We often tend to forget how lucky we are to have a roof over our head, family, friends, a job and so much more, until one day, everything fades away. Most of us take health for granted and underestimate its value until the day we face illness. And when we recover, everything is forgotten and life goes on. It is true that many of us get up in the morning without having to worry about the future, yet, others live with the fear of a torn future and the scars of a painful past.
Living with cancer is a daily struggle, mentally and physically. It is not something you can simply escape or ignore. In these difficult times, there are always people who show great courage despite their personal health condition, while diving into activities such as art, enabling the expression of their deepest emotions. With this in mind, the Blossom exhibition was created in order to understand the place of art, in life-changing tragedies. Blossom's goal was to underline the following problematic: While a great variety of individuals ranging from health professionals, researchers and associations are on the front line of this fight, what is the true place of art in this one?
Despite all the positiveness that it attracts, the art world seems far removed from a terrible truth: art fairs and large galleries put prices on pieces of work that gradually lose their meaning through multiple narratives. However, underneath the layers of business, can be found painters, photographers, sculptors and even writers who practice for a completely different cause. This art has much more to offer than simply aesthetics and can benefit from many stories. After all, art is a genuine expression of our thoughts, emotions, intuitions and desires. It is the representation of stories aiming to intrigue, question and raise awareness and goes even beyond that: It is about sharing the way we experience the world, which for many is a genuine extension of our personality. It is the communication of intimate concepts that cannot be portrayed by simple words.

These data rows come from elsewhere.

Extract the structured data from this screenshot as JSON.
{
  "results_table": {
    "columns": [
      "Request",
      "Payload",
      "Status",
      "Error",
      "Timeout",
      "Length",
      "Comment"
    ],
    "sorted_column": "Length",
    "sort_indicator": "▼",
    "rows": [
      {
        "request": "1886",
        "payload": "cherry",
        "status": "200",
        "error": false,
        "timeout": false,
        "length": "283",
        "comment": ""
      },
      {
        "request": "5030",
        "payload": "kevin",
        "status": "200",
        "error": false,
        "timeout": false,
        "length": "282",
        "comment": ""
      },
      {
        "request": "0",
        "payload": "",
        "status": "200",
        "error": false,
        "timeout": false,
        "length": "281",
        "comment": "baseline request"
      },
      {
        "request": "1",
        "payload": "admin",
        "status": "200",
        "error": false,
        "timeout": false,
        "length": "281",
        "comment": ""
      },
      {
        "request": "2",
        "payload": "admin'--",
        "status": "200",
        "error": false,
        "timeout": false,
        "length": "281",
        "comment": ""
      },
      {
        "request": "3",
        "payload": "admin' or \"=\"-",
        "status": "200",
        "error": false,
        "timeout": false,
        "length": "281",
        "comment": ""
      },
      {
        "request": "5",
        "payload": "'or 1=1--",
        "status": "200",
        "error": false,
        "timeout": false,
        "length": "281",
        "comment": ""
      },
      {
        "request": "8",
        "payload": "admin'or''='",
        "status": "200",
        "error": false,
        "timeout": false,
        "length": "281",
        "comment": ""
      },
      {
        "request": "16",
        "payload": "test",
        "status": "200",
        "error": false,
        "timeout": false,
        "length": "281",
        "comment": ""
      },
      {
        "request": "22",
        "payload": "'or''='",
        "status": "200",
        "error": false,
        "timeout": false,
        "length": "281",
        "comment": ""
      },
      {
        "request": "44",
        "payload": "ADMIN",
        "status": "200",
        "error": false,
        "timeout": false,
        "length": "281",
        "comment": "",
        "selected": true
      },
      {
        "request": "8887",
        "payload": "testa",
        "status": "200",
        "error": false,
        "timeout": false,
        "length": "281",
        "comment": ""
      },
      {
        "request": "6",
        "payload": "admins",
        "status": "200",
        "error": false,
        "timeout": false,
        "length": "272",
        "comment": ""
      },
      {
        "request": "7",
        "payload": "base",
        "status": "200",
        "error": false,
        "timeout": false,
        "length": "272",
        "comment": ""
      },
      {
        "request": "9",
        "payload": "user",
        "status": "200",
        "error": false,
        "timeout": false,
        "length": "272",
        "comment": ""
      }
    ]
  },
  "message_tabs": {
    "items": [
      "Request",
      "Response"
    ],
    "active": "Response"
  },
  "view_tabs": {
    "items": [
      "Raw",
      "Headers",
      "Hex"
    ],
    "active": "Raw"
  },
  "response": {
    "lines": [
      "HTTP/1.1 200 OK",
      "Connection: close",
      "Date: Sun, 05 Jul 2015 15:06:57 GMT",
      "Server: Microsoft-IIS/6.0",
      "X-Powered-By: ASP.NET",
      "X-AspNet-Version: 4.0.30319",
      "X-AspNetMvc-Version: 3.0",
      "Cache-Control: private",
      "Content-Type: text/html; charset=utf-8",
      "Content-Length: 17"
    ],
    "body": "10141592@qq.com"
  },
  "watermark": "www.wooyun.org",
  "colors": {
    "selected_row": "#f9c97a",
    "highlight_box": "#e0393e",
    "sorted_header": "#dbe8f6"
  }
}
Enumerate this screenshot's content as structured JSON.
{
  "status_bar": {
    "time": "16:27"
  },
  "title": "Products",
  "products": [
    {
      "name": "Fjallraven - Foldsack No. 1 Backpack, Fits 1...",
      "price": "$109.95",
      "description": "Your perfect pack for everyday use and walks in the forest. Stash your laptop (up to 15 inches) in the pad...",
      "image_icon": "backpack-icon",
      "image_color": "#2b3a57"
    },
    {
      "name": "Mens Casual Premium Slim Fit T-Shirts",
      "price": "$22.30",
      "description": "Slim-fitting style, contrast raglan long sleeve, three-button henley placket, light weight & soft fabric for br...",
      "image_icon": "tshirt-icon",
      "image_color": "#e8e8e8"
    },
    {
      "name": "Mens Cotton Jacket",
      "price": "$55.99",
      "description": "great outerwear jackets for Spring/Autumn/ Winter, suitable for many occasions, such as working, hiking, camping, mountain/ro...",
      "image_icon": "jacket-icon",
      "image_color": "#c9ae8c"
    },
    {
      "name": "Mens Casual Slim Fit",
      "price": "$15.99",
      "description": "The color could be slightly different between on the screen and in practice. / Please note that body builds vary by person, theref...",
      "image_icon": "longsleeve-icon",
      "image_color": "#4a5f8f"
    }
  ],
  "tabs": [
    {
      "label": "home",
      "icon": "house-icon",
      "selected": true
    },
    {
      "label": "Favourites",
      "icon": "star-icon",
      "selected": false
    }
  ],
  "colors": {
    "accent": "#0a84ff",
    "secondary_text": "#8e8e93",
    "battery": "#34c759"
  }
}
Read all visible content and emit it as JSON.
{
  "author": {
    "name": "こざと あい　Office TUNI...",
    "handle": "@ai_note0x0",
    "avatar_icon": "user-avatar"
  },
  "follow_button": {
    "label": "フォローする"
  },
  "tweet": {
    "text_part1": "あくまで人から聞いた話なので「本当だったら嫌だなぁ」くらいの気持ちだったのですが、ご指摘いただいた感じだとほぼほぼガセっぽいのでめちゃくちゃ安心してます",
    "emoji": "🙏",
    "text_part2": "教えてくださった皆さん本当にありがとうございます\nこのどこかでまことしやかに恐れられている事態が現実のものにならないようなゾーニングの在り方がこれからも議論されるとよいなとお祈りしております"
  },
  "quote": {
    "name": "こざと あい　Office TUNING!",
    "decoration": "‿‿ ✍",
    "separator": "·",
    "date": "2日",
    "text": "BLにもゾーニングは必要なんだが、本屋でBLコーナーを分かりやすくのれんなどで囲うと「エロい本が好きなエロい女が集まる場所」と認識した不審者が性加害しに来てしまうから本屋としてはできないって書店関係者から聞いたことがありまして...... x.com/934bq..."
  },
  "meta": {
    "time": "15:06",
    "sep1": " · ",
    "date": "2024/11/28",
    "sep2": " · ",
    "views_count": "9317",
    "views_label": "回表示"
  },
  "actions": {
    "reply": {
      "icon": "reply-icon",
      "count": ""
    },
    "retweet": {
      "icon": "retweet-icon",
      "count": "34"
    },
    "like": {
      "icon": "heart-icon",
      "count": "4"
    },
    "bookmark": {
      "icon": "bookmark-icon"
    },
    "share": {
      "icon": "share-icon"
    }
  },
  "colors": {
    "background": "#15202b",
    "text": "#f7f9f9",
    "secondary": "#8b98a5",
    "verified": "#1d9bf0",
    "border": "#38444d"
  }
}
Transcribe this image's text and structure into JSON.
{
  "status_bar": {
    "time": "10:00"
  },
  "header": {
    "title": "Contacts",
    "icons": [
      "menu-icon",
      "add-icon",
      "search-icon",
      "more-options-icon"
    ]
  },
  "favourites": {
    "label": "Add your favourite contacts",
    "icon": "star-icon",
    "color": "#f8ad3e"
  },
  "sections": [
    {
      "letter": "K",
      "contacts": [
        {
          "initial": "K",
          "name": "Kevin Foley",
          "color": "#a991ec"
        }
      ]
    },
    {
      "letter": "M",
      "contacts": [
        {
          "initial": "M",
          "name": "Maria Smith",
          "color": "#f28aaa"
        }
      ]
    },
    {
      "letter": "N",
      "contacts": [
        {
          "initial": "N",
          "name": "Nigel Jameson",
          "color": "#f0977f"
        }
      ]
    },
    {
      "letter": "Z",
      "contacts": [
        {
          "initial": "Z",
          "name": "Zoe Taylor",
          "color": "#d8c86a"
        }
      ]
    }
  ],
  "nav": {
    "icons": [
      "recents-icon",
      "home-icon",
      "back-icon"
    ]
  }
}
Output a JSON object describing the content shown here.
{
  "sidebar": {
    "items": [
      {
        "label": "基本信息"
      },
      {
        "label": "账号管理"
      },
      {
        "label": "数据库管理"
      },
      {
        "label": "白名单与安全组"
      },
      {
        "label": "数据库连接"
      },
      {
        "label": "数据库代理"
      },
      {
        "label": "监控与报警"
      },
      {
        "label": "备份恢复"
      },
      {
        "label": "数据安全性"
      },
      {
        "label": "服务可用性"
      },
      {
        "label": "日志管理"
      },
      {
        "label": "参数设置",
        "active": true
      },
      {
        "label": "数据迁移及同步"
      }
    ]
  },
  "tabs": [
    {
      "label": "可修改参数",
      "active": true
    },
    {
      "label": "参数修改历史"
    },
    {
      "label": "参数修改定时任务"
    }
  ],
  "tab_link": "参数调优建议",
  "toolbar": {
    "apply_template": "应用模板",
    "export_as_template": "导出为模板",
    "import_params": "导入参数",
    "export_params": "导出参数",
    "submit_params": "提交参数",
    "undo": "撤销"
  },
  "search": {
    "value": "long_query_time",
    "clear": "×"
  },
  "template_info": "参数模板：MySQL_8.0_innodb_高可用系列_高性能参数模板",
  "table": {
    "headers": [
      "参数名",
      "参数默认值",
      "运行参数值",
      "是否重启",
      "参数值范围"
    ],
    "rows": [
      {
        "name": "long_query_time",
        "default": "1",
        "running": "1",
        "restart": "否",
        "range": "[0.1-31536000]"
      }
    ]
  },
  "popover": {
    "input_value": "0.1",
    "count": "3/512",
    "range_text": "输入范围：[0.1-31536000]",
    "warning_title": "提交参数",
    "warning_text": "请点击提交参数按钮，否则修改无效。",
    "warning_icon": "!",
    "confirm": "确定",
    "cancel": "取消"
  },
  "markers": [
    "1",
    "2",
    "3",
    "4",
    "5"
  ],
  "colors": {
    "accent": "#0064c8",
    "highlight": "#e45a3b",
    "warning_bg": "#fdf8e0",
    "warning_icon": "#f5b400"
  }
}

This is what can be found in Eileen Powers' "Can you make hair for me" project, created during her chemotherapy; or even through Valérie Legrand’s work in her writings "Croisade vers un Avenir plus doux" aimed at narrating her fight, outlining her weaknesses and fears, in order to show others that this fight which is hers can be overcome in the most inspiring way. It can also be found in the colourful works of Ishita Banerjee and Helen Lack, who although they have always had this attraction to the graphic arts, have seen new artistic turns in the face of their struggle. And all of this is not without mentioning, the paintings of Mélody Larcher, who created her association "L’Art Rose", which carried out therapeutic purposes, and participated in helping women reclaiming their feminity taken away by illness. Finally, we also have Eric Hyllemose capturing his memories through the gentle practice of drawing.
Albeit, through the Blossom exhibition, the Blossom Fighting Cancer association was honoured to present these artists, who for the most, were very happy to exhibit for the first time, and promote a true reflection on the meaning of art, a meaning that for them can sometimes be a synonym to curative. Through the sales of their artworks, 581,50 € were redistributed to diverse associations dedicated to the fight against cancer, including the Thyroid Cancer Canada organisation, Twist Out Cancer, the Pink Ribbon Foundation, the Roses Poudrées and the Art Rose association.